It slipped into place like a puzzle piece. Only a few tiny gaps existed between the Whiskey Plank and the plank below. This was due to the curvature of the hull and would be corrected by beveling the plank. "Beveling" refers to shaving a plank's edges to ensure a tight fit against it's neighbors. Since the plank was near the shear, very little beveling was required. The shipwrights simply made a quick mental note of where the gaps occurred, took down the plank and used wood plane to quickly make the necessary adjustments.

The moment had come to affix the plank to the hull. Using the a process and materials familiar to anyone who builds stitch and glue boats, the shipwrights coated the whiskey plank, frames and neighboring edges with epoxy resin. Then they mixed up a large batch of epoxy thickened with cotton fibers and troweled it onto the adjacent plank edge and frames. The Whiskey Plank was clamped into place and then screwed to the frames with screws covered by mahogany plugs.
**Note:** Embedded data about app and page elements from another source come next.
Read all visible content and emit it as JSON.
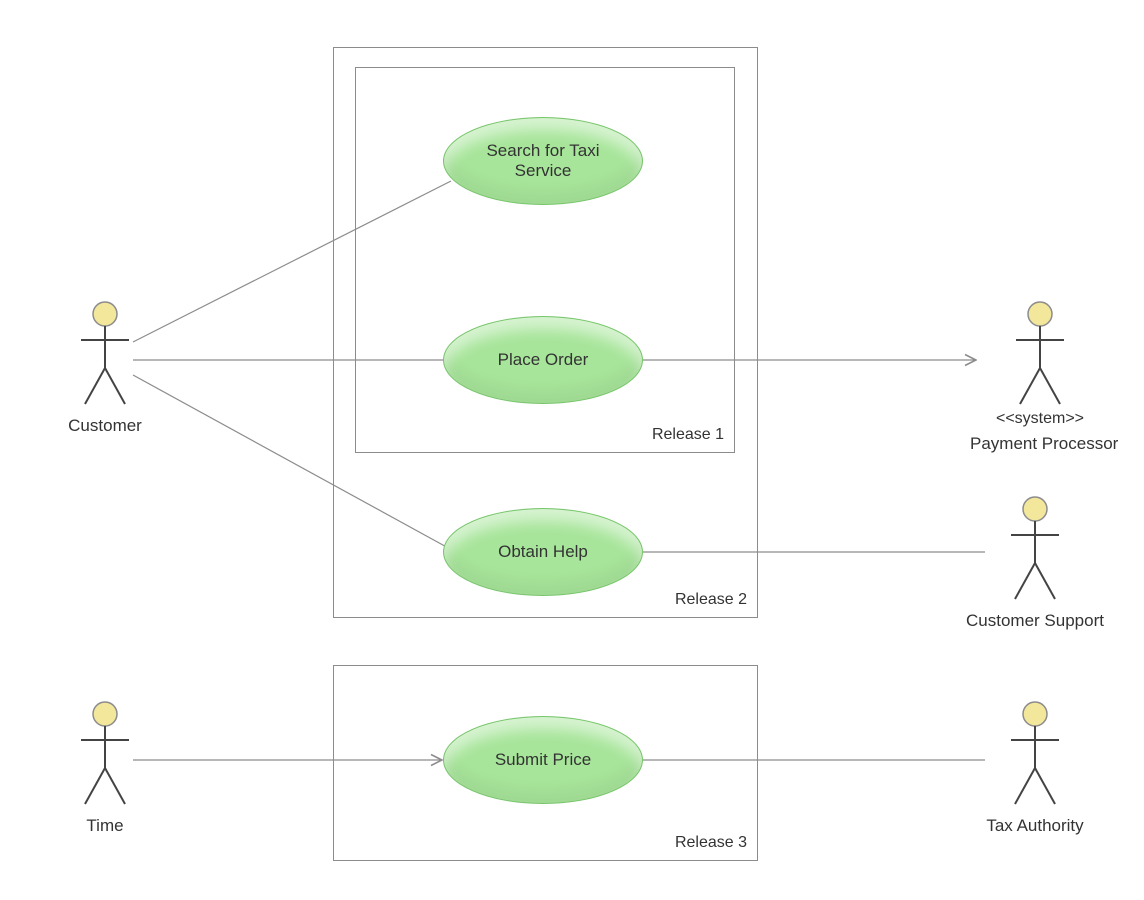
{
  "actors": {
    "customer": {
      "label": "Customer"
    },
    "time": {
      "label": "Time"
    },
    "payment_processor": {
      "stereotype": "<<system>>",
      "label": "Payment Processor"
    },
    "customer_support": {
      "label": "Customer Support"
    },
    "tax_authority": {
      "label": "Tax Authority"
    }
  },
  "use_cases": {
    "search_taxi": {
      "label": "Search for Taxi Service"
    },
    "place_order": {
      "label": "Place Order"
    },
    "obtain_help": {
      "label": "Obtain Help"
    },
    "submit_price": {
      "label": "Submit Price"
    }
  },
  "boundaries": {
    "release1": {
      "label": "Release 1"
    },
    "release2": {
      "label": "Release 2"
    },
    "release3": {
      "label": "Release 3"
    }
  },
  "associations": [
    {
      "from": "customer",
      "to": "search_taxi",
      "arrow": false
    },
    {
      "from": "customer",
      "to": "place_order",
      "arrow": false
    },
    {
      "from": "customer",
      "to": "obtain_help",
      "arrow": false
    },
    {
      "from": "place_order",
      "to": "payment_processor",
      "arrow": true
    },
    {
      "from": "obtain_help",
      "to": "customer_support",
      "arrow": false
    },
    {
      "from": "time",
      "to": "submit_price",
      "arrow": true
    },
    {
      "from": "submit_price",
      "to": "tax_authority",
      "arrow": false
    }
  ],
  "colors": {
    "usecase_fill": "#a7e59a",
    "usecase_border": "#77c56b",
    "actor_head": "#f2e79a",
    "line": "#8c8c8c",
    "box_border": "#8c8c8c"
  }
}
Excess epoxy squeezed from the joints was quickly scraped and toweled away.

Epoxy is applied and the Whiskey Plank is clamped into place

The Whiskey Plank is finally screwed to the frames

At long last and with great ceremony, owner Rish Pavelec was called upon to install the very last screw and plug. With a hearty cheer, the whiskey was served and all were invited to raise a glass in honor of the newly planked hull!

Owner Rish Pavelec installs the last screw

A demonstration of the planing process still to come

Koehler demonstrates use of an adze to fair the hull

Although there is still much to do before PC #16, can return to the sea, there was a fine example of what the finished product will be. Koehler Kraft had recently completed a restoration of "Wings", PC #8, which was originally launched in 1931. This gorgeous little sloop looked better than the day she was born. By the time PC #16 is completed, it should look every bit as good.

"Wings" - Pacific Class (PC) hull #8, recently
restored, PC #9 in the background

In retrospect, it seems odd that the "highlight" of the an entire wooden boat festival would be the installation of a single plank on a 70-year-old hull. But as you can tell, I learned a great deal about the boat building process and the traditions associated with it from this one simple event. Who could ask for more?